The conference participants and those who attended the conference on the Internet all submitted their questions either in written or electronic form, adding a different dimension to the issues preoccupying the speakers. In order to effectively manage the submitted questions from all corners of the globe, the Academic Secretariat of the conference chose and compiled the questions which would advance the dialogue, at its discretion. Those questions not answered due to time restrictions will be posted on the conference Forum, where they will not only be answered but hopefully will stimulate the second phase of dialogue.
By row, from left to right : Robert Harriss, Paolo Odorico, Peter Meineck – Himanshu Prabha Ray, Gregory Nagy, Ljubomir Maksimovic – Angelos Chaniotis, Claudia Rapp, Stathis Kalyvas – Josiah Ober, Susan Greenfield, Aristides Patrinos
Constantine P. Kavafy: In the Vast Panhellenic World
Leaving the Onassis Cultural Centre, those participating in the Athens Dialogues departed with a legacy: an elegant edition of selected poems by the Alexandrian poet Constantine Kavafy, a small gift from the Onassis Foundation. Responsible for this choice was the present author in collaboration with Babis Leggas, who proofed and edited this special edition.

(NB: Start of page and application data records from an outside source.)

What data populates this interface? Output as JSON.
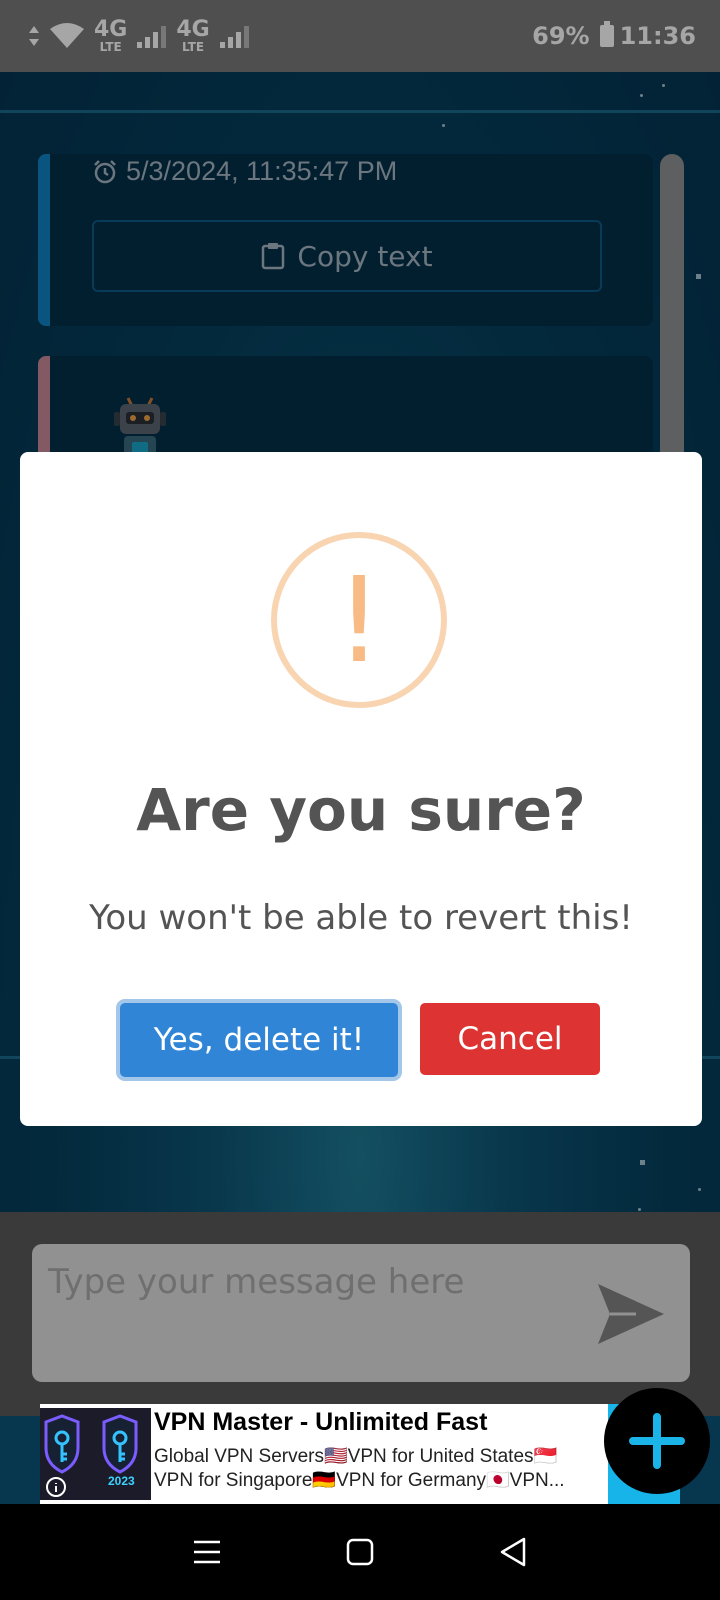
{
  "status_bar": {
    "network_1": "4G",
    "network_1_sub": "LTE",
    "network_2": "4G",
    "network_2_sub": "LTE",
    "battery": "69%",
    "time": "11:36"
  },
  "chat": {
    "messages": [
      {
        "timestamp": "5/3/2024, 11:35:47 PM",
        "copy_label": "Copy text",
        "accent_color": "#0e83c4"
      },
      {
        "avatar_icon": "robot-avatar-icon",
        "accent_color": "#c98a99"
      }
    ]
  },
  "dialog": {
    "icon": "warning-icon",
    "icon_glyph": "!",
    "title": "Are you sure?",
    "text": "You won't be able to revert this!",
    "confirm_label": "Yes, delete it!",
    "cancel_label": "Cancel",
    "confirm_color": "#3085d6",
    "cancel_color": "#dd3333"
  },
  "composer": {
    "placeholder": "Type your message here",
    "send_icon": "send-icon"
  },
  "ad": {
    "image_label": "2023",
    "title": "VPN Master - Unlimited Fast",
    "line1": "Global VPN Servers🇺🇸VPN for United States🇸🇬",
    "line2": "VPN for Singapore🇩🇪VPN for Germany🇯🇵VPN..."
  },
  "fab": {
    "icon": "plus-icon",
    "color": "#1ab4e8"
  },
  "nav": {
    "recents_icon": "menu-icon",
    "home_icon": "home-square-icon",
    "back_icon": "back-triangle-icon"
  }
}
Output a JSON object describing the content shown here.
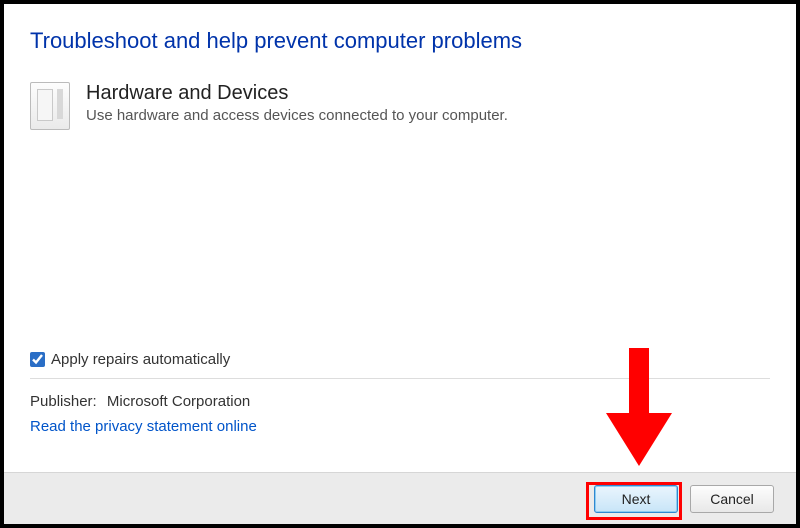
{
  "title": "Troubleshoot and help prevent computer problems",
  "section": {
    "heading": "Hardware and Devices",
    "desc": "Use hardware and access devices connected to your computer."
  },
  "checkbox": {
    "label": "Apply repairs automatically",
    "checked": true
  },
  "publisher": {
    "label": "Publisher:",
    "value": "Microsoft Corporation"
  },
  "privacy_link": "Read the privacy statement online",
  "buttons": {
    "next": "Next",
    "cancel": "Cancel"
  }
}
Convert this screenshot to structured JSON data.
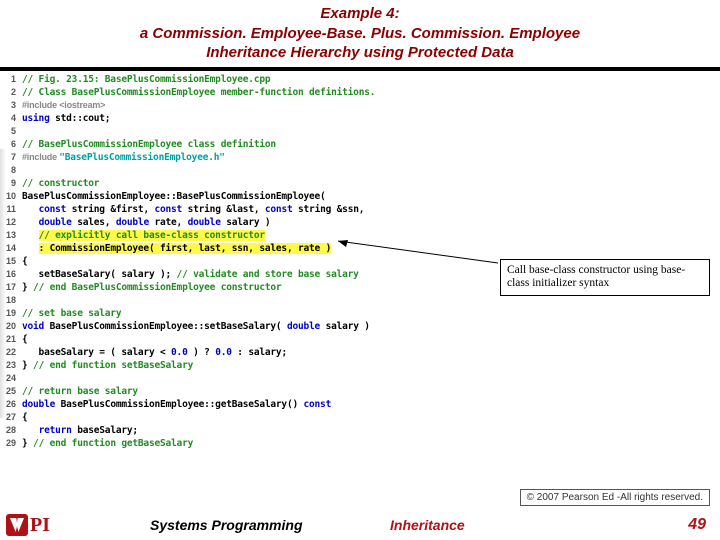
{
  "header": {
    "line1": "Example 4:",
    "line2": "a Commission. Employee-Base. Plus. Commission. Employee",
    "line3": "Inheritance Hierarchy using Protected Data"
  },
  "code": [
    {
      "n": "1",
      "segs": [
        {
          "t": "// Fig. 23.15: BasePlusCommissionEmployee.cpp",
          "c": "cmt"
        }
      ]
    },
    {
      "n": "2",
      "segs": [
        {
          "t": "// Class BasePlusCommissionEmployee member-function definitions.",
          "c": "cmt"
        }
      ]
    },
    {
      "n": "3",
      "segs": [
        {
          "t": "#include <iostream>",
          "c": "inc"
        }
      ]
    },
    {
      "n": "4",
      "segs": [
        {
          "t": "using ",
          "c": "kw"
        },
        {
          "t": "std::cout;",
          "c": ""
        }
      ]
    },
    {
      "n": "5",
      "segs": [
        {
          "t": "",
          "c": ""
        }
      ]
    },
    {
      "n": "6",
      "segs": [
        {
          "t": "// BasePlusCommissionEmployee class definition",
          "c": "cmt"
        }
      ]
    },
    {
      "n": "7",
      "segs": [
        {
          "t": "#include ",
          "c": "inc"
        },
        {
          "t": "\"BasePlusCommissionEmployee.h\"",
          "c": "str"
        }
      ]
    },
    {
      "n": "8",
      "segs": [
        {
          "t": "",
          "c": ""
        }
      ]
    },
    {
      "n": "9",
      "segs": [
        {
          "t": "// constructor",
          "c": "cmt"
        }
      ]
    },
    {
      "n": "10",
      "segs": [
        {
          "t": "BasePlusCommissionEmployee::BasePlusCommissionEmployee( ",
          "c": ""
        }
      ]
    },
    {
      "n": "11",
      "segs": [
        {
          "t": "   ",
          "c": ""
        },
        {
          "t": "const ",
          "c": "kw"
        },
        {
          "t": "string &first, ",
          "c": ""
        },
        {
          "t": "const ",
          "c": "kw"
        },
        {
          "t": "string &last, ",
          "c": ""
        },
        {
          "t": "const ",
          "c": "kw"
        },
        {
          "t": "string &ssn, ",
          "c": ""
        }
      ]
    },
    {
      "n": "12",
      "segs": [
        {
          "t": "   ",
          "c": ""
        },
        {
          "t": "double ",
          "c": "kw"
        },
        {
          "t": "sales, ",
          "c": ""
        },
        {
          "t": "double ",
          "c": "kw"
        },
        {
          "t": "rate, ",
          "c": ""
        },
        {
          "t": "double ",
          "c": "kw"
        },
        {
          "t": "salary )",
          "c": ""
        }
      ]
    },
    {
      "n": "13",
      "segs": [
        {
          "t": "   ",
          "c": ""
        },
        {
          "t": "// explicitly call base-class constructor",
          "c": "cmt hl"
        }
      ]
    },
    {
      "n": "14",
      "segs": [
        {
          "t": "   ",
          "c": ""
        },
        {
          "t": ": CommissionEmployee( first, last, ssn, sales, rate )",
          "c": "hl"
        }
      ]
    },
    {
      "n": "15",
      "segs": [
        {
          "t": "{  ",
          "c": ""
        }
      ]
    },
    {
      "n": "16",
      "segs": [
        {
          "t": "   setBaseSalary( salary ); ",
          "c": ""
        },
        {
          "t": "// validate and store base salary",
          "c": "cmt"
        }
      ]
    },
    {
      "n": "17",
      "segs": [
        {
          "t": "} ",
          "c": ""
        },
        {
          "t": "// end BasePlusCommissionEmployee constructor",
          "c": "cmt"
        }
      ]
    },
    {
      "n": "18",
      "segs": [
        {
          "t": "",
          "c": ""
        }
      ]
    },
    {
      "n": "19",
      "segs": [
        {
          "t": "// set base salary",
          "c": "cmt"
        }
      ]
    },
    {
      "n": "20",
      "segs": [
        {
          "t": "void ",
          "c": "kw"
        },
        {
          "t": "BasePlusCommissionEmployee::setBaseSalary( ",
          "c": ""
        },
        {
          "t": "double ",
          "c": "kw"
        },
        {
          "t": "salary )",
          "c": ""
        }
      ]
    },
    {
      "n": "21",
      "segs": [
        {
          "t": "{",
          "c": ""
        }
      ]
    },
    {
      "n": "22",
      "segs": [
        {
          "t": "   baseSalary = ( salary < ",
          "c": ""
        },
        {
          "t": "0.0",
          "c": "kw"
        },
        {
          "t": " ) ? ",
          "c": ""
        },
        {
          "t": "0.0",
          "c": "kw"
        },
        {
          "t": " : salary;",
          "c": ""
        }
      ]
    },
    {
      "n": "23",
      "segs": [
        {
          "t": "} ",
          "c": ""
        },
        {
          "t": "// end function setBaseSalary",
          "c": "cmt"
        }
      ]
    },
    {
      "n": "24",
      "segs": [
        {
          "t": "",
          "c": ""
        }
      ]
    },
    {
      "n": "25",
      "segs": [
        {
          "t": "// return base salary",
          "c": "cmt"
        }
      ]
    },
    {
      "n": "26",
      "segs": [
        {
          "t": "double ",
          "c": "kw"
        },
        {
          "t": "BasePlusCommissionEmployee::getBaseSalary() ",
          "c": ""
        },
        {
          "t": "const",
          "c": "kw"
        }
      ]
    },
    {
      "n": "27",
      "segs": [
        {
          "t": "{",
          "c": ""
        }
      ]
    },
    {
      "n": "28",
      "segs": [
        {
          "t": "   ",
          "c": ""
        },
        {
          "t": "return ",
          "c": "kw"
        },
        {
          "t": "baseSalary;",
          "c": ""
        }
      ]
    },
    {
      "n": "29",
      "segs": [
        {
          "t": "} ",
          "c": ""
        },
        {
          "t": "// end function getBaseSalary",
          "c": "cmt"
        }
      ]
    }
  ],
  "callout": {
    "text": "Call base-class constructor using base-class initializer syntax"
  },
  "copyright": "© 2007 Pearson Ed -All rights reserved.",
  "footer": {
    "logo_text": "PI",
    "left": "Systems Programming",
    "mid": "Inheritance",
    "page": "49"
  }
}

The poems presented to the audience at the Dialogues were directly related to the problems raised by the conference. “Mega Panellinion (Grand National) indicates the intellectual fibre of Greek thought, from its birth until the present day, within and beyond geographical locations and historical circumstances. […] The legacy of the Greek spirit is not without a homeland, but neither does it belong by right to the contemporary residents of the places where it flourished. In our view, this treasure, born and bred of cosmopolitanism (and therefore globalisation) belongs to the whole world of today”, says the President of the Onassis foundation, Anthony Papadimitriou, in his prologue to this special edition. Mega Panellinion (Grand National) is prefaced by Giannis Dallas and contains a translation of all of the poems into English by Evangelos Sachperoglou.